    • An important book at a crucial time in our lengthy relationship with the animals we exploit. Thoughtful, informative and firm, Simmons skilfully leads us through the complex maze of animal welfare issues and brings us to a stark realisation - for all that we have done, we must do better.
      —Professor Adam Hart, biologist, broadcaster and author of Unfit for Purpose
    • This fascinating and engaging book challenges us all to make better lives for animals.
      —Chris Packham, broadcaster and author of Back to Nature
    • In Treated Like Animals Alick Simmons provides an insightful, informed and comprehensive account of how British society treats animals. As a former UK deputy Chief Veterinary Officer, Simmons has held a ringside seat on animal health and welfare policy for 35 years. His observations are authoritative and informed, and compassionate but pragmatic. Essential reading for all those interested in how we treat animals, and what we can do in our own lives to make the lot of animals better.
      —Steven McCulloch, Senior Lecturer in Human-Animal Studies, University of Winchester
    • This is a brilliant book and I recommend that you buy it and read it.
      —Mark Avery, author and environmental campaigner
    • Anyone with an interest in welfare and standards when it comes to all aspects of human/animal interaction should be eagerly anticipating this insightful new book from Alick Simmons. He writes with expertise and knowledge, posing questions rather than passing judgement.
      —James Chubb, farmer and conservationist
    • Wide-ranging and extensively researched, cogently argued while impressively modest, Alick Simmons’ debut is an accomplished, thought-provoking work that asks all the right questions of our relationship with animals while supporting us to provide our own answers.
      —James Lowen, author of Much Ado About Mothing

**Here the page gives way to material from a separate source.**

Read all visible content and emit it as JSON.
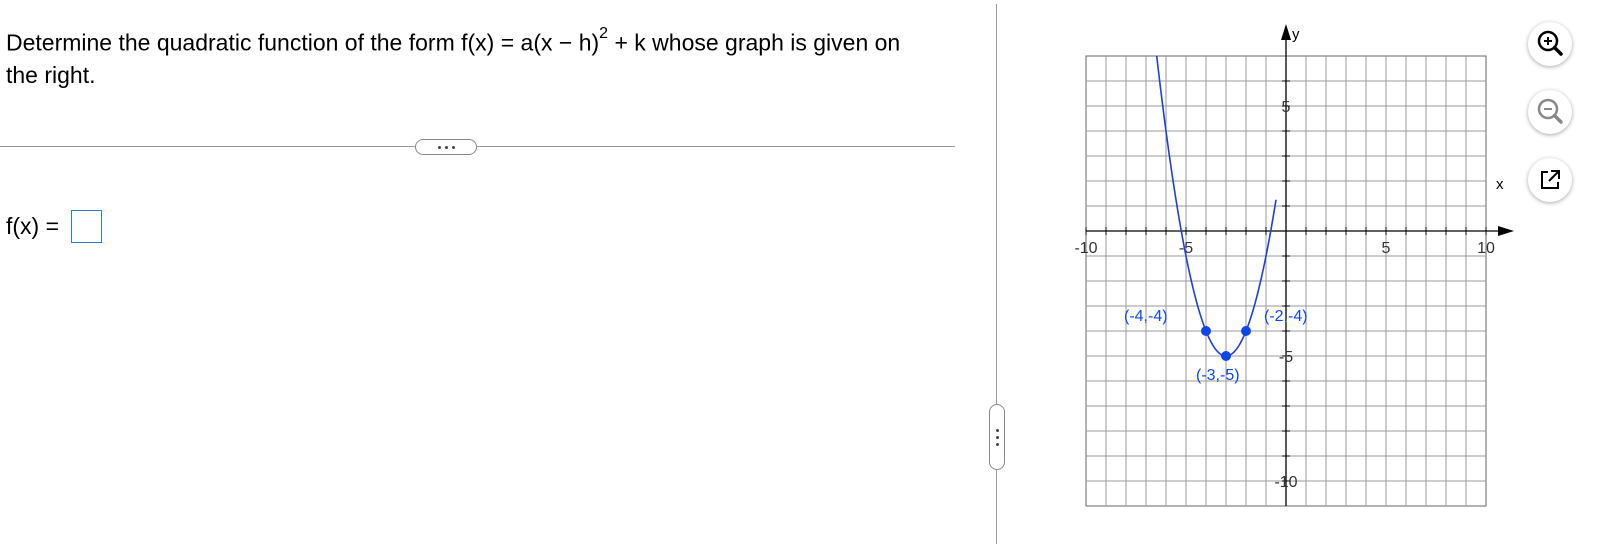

    About the Author

    Alick Simmons is a veterinarian and a naturalist. After a 35-year public service career controlling epidemic diseases of livestock, in 2015 he began conservation volunteering. As well as practical tasks such as surveying waders and catching cranes, he advises a number of conservation organisations on animal welfare and ethics.

    Bibliographic Information

    • 272 pages
    • BISAC PHI005000, NAT039000, NAT038000, NAT011000, TEC003070, NAT001000
    • BIC HPQ, JFFZ, RNFF, RNK, TVF, WNF